I don’t know, I turn my back for one minute and you become the first UNESCO City of Literature. That’s pretty damn good going. I remember when my literary temple was Kirkliston Library, one of those concrete 60s horrors. It didn’t matter what it looked like- it was stuffed to the gills with fantasy books. Terry Pratchett and Tamora Pierce were duly devoured. That was when this whole damn thing started.
When I moved back to you, the first thing I did was register for a new library card, because reading books is more fun than council tax. Craigmillar Library is now my local haunt, half an hour’s walk through a park with a clear view of Arthur’s Seat. What a shiny, colourful place. It’s a chaotic, noisy jumble. The kids run up and down, enthusing about the latest YA novels, and complain that I shouldn’t be hovering around their books because I’m blatantly old enough to be their mother. The Full Stop cafe is always busy, and the librarians the right side of sarcastic. How my tiny heart swelled the first day I took armfuls of YA books to the counter and watched a proud mum signing her son up for his first card. And you have the third ever statue of a woman to be unveiled in Edinburgh: Helen Crummy, founder of the Craigmillar Festival Society, author and all round inspiring lady.
And what about the Central Library? I frequently got lost in the art books as a teenager and trundled around admiring the ornate ceiling. The music library was brilliant too, and I must confess to borrowing 80s CDs and taping them on my old Woolworths ghettoblaster. And, er, excessive photocopying of Tears for Fears sheet music. Sorry about that.
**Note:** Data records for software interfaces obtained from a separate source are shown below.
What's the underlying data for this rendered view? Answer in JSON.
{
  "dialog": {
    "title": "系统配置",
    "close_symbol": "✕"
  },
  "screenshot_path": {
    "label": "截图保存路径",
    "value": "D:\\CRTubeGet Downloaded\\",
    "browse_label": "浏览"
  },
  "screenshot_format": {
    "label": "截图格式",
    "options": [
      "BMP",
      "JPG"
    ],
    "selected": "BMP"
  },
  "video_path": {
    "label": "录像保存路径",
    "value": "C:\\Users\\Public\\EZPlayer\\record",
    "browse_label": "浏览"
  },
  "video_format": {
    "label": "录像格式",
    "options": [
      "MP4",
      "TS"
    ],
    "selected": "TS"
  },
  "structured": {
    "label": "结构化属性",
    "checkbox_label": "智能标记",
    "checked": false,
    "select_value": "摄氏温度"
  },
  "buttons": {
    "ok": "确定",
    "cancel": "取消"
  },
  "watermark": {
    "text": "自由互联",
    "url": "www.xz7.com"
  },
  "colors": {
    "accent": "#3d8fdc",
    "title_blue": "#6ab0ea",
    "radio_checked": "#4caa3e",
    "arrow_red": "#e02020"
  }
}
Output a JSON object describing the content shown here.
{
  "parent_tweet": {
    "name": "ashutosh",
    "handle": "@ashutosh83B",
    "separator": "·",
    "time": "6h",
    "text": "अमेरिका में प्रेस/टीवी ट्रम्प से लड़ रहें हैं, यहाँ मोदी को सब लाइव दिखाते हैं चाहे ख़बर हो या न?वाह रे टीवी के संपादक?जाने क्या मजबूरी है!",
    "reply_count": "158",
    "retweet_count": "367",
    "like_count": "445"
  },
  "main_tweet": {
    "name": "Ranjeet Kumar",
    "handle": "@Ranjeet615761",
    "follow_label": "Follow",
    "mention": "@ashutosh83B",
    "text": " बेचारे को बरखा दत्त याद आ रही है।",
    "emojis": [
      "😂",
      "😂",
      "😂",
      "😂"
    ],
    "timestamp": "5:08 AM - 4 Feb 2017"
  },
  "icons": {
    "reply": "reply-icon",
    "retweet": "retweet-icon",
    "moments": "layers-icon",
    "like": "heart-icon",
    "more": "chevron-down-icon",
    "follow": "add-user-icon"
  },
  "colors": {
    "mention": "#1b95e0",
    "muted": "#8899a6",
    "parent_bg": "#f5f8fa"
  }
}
I’ve even got a card for the National Library of Scotland now. Such an austere building from the outside, but if you step inside there’s tons of exhibitions, a lovely cafe and, recently, the book sculptures left behind by an intrepid artist a few Book Weeks ago. (Sorry about the damage in the Rare Books room, by the way. My characters were in a bit of a sticky situation. I’m sure they’ll pay for the windows and bookshelves to be fixed.)
You stack your buildings one on top of the other in crazy ways. I sometimes wondered what was underneath it all until I started writing my novel. I went into St. Giles a few weeks ago for lunch in their cafe, which used to be the cathedral crypt. I guess you guys didn’t know about what was hiding in one of the tombs a few decades ago. Shame, that.
Oh, and I can’t miss out Craigmillar Castle. It’s somewhat overshadowed by its more famous neighbour on the Mound, but it’s right on my doorstep and so much better. Where else can I wander through a courtyard with creepy twisted trees, saunter into a great hall where the pact to murder Lord Darnley was signed then climb the walls and have views to the Pentlands, across the Forth and towards the Old Town. Look at Arthur’s Seat sleeping in the distance, the spiky gothic rocket that is the Scott Monument and the magnificent churches in the West End. Craigmillar is mostly new housing these days, but those two high-rises must have a great view of the castle. There really was only one place my protagonist was going to live.
I’m not even mentioning the Festivals, Leith Walk with its heady mix of Asian supermarkets, charity shops and record shops for sad vinyl anoraks like me, and the sandy seashore with its faded, end of the pier charm. Och, you’ve got me hooked, Edinburgh. I guess I’ll stick around.